The 2008 election of Barack Obama makes clear that America embraces diversity as its greatest strength and that its people are committed to elcting the best person capable of leading the country and the world forward and upward by, in the words of President Abraham Lincoln, appealing "to the better angels of our nature."In light of its historical importance, the 2008 election results are a mandate for change - not
just for the United States but for our entire global community.For this very reason, the election was followed closely around the world - from London to Lima, from Manila to Mexico City, from Nairobi to New Delhi, from Ryadh to Ras al Khaimah, my homeland. Ras Al Khaimah, a member of the UAE, strategically

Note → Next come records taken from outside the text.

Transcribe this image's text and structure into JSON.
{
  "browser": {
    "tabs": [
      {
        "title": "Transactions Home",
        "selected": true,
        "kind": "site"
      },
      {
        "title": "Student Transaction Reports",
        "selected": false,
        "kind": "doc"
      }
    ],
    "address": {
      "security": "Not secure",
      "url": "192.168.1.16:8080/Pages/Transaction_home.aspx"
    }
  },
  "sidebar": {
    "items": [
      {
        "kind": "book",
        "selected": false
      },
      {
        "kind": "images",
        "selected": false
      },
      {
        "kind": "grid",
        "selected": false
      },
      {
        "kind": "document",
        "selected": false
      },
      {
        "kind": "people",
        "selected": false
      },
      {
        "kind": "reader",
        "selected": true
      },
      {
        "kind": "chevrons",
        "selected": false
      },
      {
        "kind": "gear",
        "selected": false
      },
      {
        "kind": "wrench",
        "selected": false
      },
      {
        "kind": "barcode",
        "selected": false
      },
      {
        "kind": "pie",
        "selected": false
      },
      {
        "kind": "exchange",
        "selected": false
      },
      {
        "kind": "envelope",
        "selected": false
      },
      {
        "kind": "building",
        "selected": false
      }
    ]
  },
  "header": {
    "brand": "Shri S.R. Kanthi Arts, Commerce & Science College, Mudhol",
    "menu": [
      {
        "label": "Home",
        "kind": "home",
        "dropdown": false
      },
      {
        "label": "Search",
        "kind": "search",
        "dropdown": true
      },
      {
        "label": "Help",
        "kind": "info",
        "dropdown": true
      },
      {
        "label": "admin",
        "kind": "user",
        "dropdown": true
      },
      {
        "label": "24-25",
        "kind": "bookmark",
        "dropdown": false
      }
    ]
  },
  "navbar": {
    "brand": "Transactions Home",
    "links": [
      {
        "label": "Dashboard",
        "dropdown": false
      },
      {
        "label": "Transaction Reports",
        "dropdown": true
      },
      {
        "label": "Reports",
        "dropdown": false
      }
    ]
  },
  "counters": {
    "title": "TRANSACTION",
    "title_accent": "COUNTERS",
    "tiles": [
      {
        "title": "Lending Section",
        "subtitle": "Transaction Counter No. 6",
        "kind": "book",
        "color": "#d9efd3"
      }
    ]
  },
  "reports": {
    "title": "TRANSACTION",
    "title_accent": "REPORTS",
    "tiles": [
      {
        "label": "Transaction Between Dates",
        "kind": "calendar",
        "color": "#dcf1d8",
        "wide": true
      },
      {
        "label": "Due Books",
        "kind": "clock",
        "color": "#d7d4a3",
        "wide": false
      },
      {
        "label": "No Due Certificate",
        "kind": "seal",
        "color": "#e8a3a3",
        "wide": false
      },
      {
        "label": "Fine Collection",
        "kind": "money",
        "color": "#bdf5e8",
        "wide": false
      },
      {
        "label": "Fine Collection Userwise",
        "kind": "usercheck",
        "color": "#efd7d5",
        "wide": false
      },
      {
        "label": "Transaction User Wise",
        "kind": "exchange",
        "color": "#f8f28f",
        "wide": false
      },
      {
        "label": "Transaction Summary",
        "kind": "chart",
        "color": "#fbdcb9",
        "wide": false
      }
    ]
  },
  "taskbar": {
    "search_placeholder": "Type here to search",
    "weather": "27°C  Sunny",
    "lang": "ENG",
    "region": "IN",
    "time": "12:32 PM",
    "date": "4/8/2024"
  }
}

located along the Straits of Hormuz, a small emirate with big plans for the future. We have long supported the UAE's effort to promote a strong relationship with the United States in the spirit of peace and prosperity to the benefit of all.
In the coming weeks, I will be proposing to the people of Ras Al Khaimah A Pledge For Progress that calls for 1) Building an economy that serves the people and not just the powerful, 2) Pursuing clean and renewable energy indepenence, 3) Preserving our soverignty as a proud member of the UAE, 4) Increasing educational opportunities for the next generations, 5) Promotong the rule of law, including respect for intellectual property and 6) Encouraging greater participation in government. I look forward to working with President-elect Obama, just as I worked with President Bill Clinton and President George W. Bush, to the mutual benefit of the people of the USA and Ras Al Khaimah."